§ PROVIDED DATA:
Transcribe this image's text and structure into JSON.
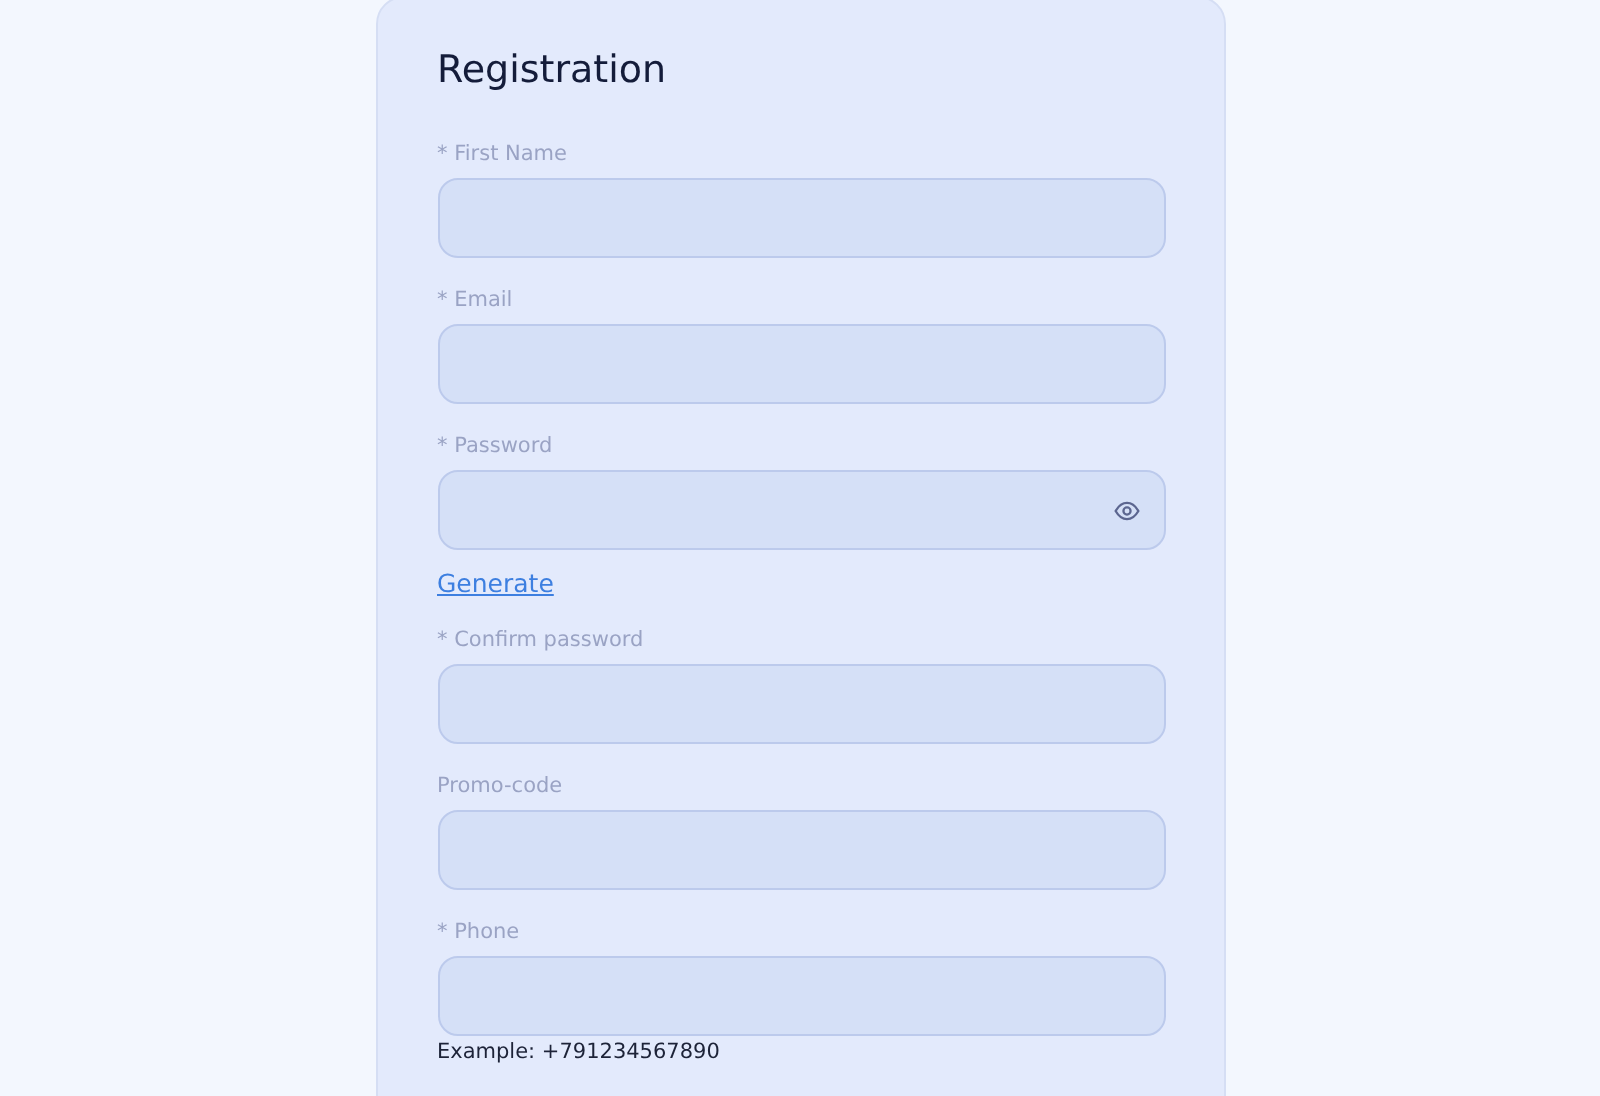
{
  "form": {
    "title": "Registration",
    "fields": [
      {
        "label": "* First Name",
        "kind": "text"
      },
      {
        "label": "* Email",
        "kind": "text"
      },
      {
        "label": "* Password",
        "kind": "password",
        "link": "Generate"
      },
      {
        "label": "* Confirm password",
        "kind": "text"
      },
      {
        "label": "Promo-code",
        "kind": "text"
      },
      {
        "label": "* Phone",
        "kind": "text",
        "hint": "Example: +791234567890"
      }
    ]
  }
}
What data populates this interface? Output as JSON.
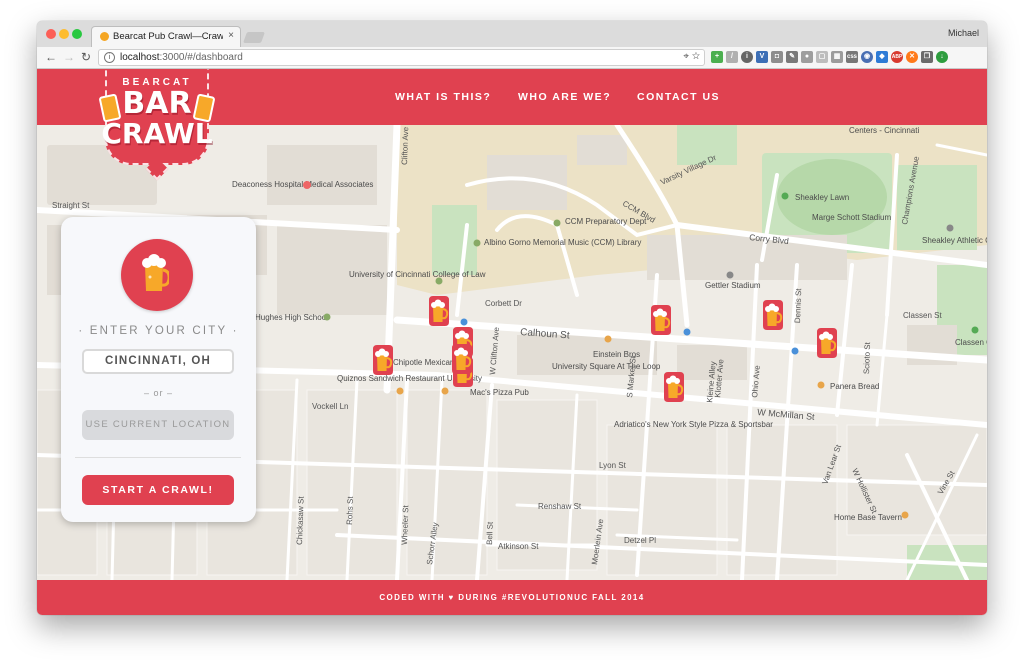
{
  "browser": {
    "tab_title": "Bearcat Pub Crawl—Crawl like",
    "tab_close": "×",
    "profile_name": "Michael",
    "url_host": "localhost",
    "url_rest": ":3000/#/dashboard"
  },
  "header": {
    "logo_top": "BEARCAT",
    "logo_bar": "BAR",
    "logo_crawl": "CRAWL",
    "nav": [
      "WHAT IS THIS?",
      "WHO ARE WE?",
      "CONTACT US"
    ]
  },
  "panel": {
    "label": "· ENTER YOUR CITY ·",
    "city_value": "CINCINNATI, OH",
    "or_text": "– or –",
    "use_location_label": "USE CURRENT LOCATION",
    "start_label": "START A CRAWL!"
  },
  "footer": {
    "before": "CODED WITH ",
    "heart": "♥",
    "after": " DURING #REVOLUTIONUC FALL 2014"
  },
  "map": {
    "places": [
      "Centers - Cincinnati",
      "Deaconess Hospital Medical Associates",
      "CCM Preparatory Dept",
      "Albino Gorno Memorial Music (CCM) Library",
      "University of Cincinnati College of Law",
      "Sheakley Lawn",
      "Marge Schott Stadium",
      "Sheakley Athletic Complex",
      "Gettler Stadium",
      "Hughes High School",
      "Chipotle Mexican Grill",
      "Quiznos Sandwich Restaurant University",
      "Einstein Bros",
      "University Square At The Loop",
      "Mac's Pizza Pub",
      "Panera Bread",
      "Adriatico's New York Style Pizza & Sportsbar",
      "Home Base Tavern",
      "Classen Gr"
    ],
    "streets": [
      "Straight St",
      "Clifton Ave",
      "Corbett Dr",
      "Calhoun St",
      "Corry Blvd",
      "CCM Blvd",
      "Varsity Village Dr",
      "W McMillan St",
      "Vockell Ln",
      "Lyon St",
      "Renshaw St",
      "Atkinson St",
      "Detzel Pl",
      "Classen St",
      "Dennis St",
      "Scioto St",
      "Champions Avenue",
      "Ohio Ave",
      "Klotter Ave",
      "S Market St",
      "Rohs St",
      "Wheeler St",
      "Schorr Alley",
      "Chickasaw St",
      "Moerlein Ave",
      "Bell St",
      "W Hollister St",
      "Van Lear St",
      "Vine St",
      "W Clifton Ave",
      "Kleine Alley"
    ],
    "marker_count": 9
  }
}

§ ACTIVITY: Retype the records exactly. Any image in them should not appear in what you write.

§ COMPLETED TASK:
Transcribe this image's text and structure into JSON.
{
  "form": {
    "title": "Registration",
    "fields": [
      {
        "label": "* First Name",
        "kind": "text"
      },
      {
        "label": "* Email",
        "kind": "text"
      },
      {
        "label": "* Password",
        "kind": "password",
        "link": "Generate"
      },
      {
        "label": "* Confirm password",
        "kind": "text"
      },
      {
        "label": "Promo-code",
        "kind": "text"
      },
      {
        "label": "* Phone",
        "kind": "text",
        "hint": "Example: +791234567890"
      }
    ]
  }
}
What data populates this interface? Output as JSON.
{
  "browser": {
    "tab_title": "Bearcat Pub Crawl—Crawl like",
    "tab_close": "×",
    "profile_name": "Michael",
    "url_host": "localhost",
    "url_rest": ":3000/#/dashboard"
  },
  "header": {
    "logo_top": "BEARCAT",
    "logo_bar": "BAR",
    "logo_crawl": "CRAWL",
    "nav": [
      "WHAT IS THIS?",
      "WHO ARE WE?",
      "CONTACT US"
    ]
  },
  "panel": {
    "label": "· ENTER YOUR CITY ·",
    "city_value": "CINCINNATI, OH",
    "or_text": "– or –",
    "use_location_label": "USE CURRENT LOCATION",
    "start_label": "START A CRAWL!"
  },
  "footer": {
    "before": "CODED WITH ",
    "heart": "♥",
    "after": " DURING #REVOLUTIONUC FALL 2014"
  },
  "map": {
    "places": [
      "Centers - Cincinnati",
      "Deaconess Hospital Medical Associates",
      "CCM Preparatory Dept",
      "Albino Gorno Memorial Music (CCM) Library",
      "University of Cincinnati College of Law",
      "Sheakley Lawn",
      "Marge Schott Stadium",
      "Sheakley Athletic Complex",
      "Gettler Stadium",
      "Hughes High School",
      "Chipotle Mexican Grill",
      "Quiznos Sandwich Restaurant University",
      "Einstein Bros",
      "University Square At The Loop",
      "Mac's Pizza Pub",
      "Panera Bread",
      "Adriatico's New York Style Pizza & Sportsbar",
      "Home Base Tavern",
      "Classen Gr"
    ],
    "streets": [
      "Straight St",
      "Clifton Ave",
      "Corbett Dr",
      "Calhoun St",
      "Corry Blvd",
      "CCM Blvd",
      "Varsity Village Dr",
      "W McMillan St",
      "Vockell Ln",
      "Lyon St",
      "Renshaw St",
      "Atkinson St",
      "Detzel Pl",
      "Classen St",
      "Dennis St",
      "Scioto St",
      "Champions Avenue",
      "Ohio Ave",
      "Klotter Ave",
      "S Market St",
      "Rohs St",
      "Wheeler St",
      "Schorr Alley",
      "Chickasaw St",
      "Moerlein Ave",
      "Bell St",
      "W Hollister St",
      "Van Lear St",
      "Vine St",
      "W Clifton Ave",
      "Kleine Alley"
    ],
    "marker_count": 9
  }
}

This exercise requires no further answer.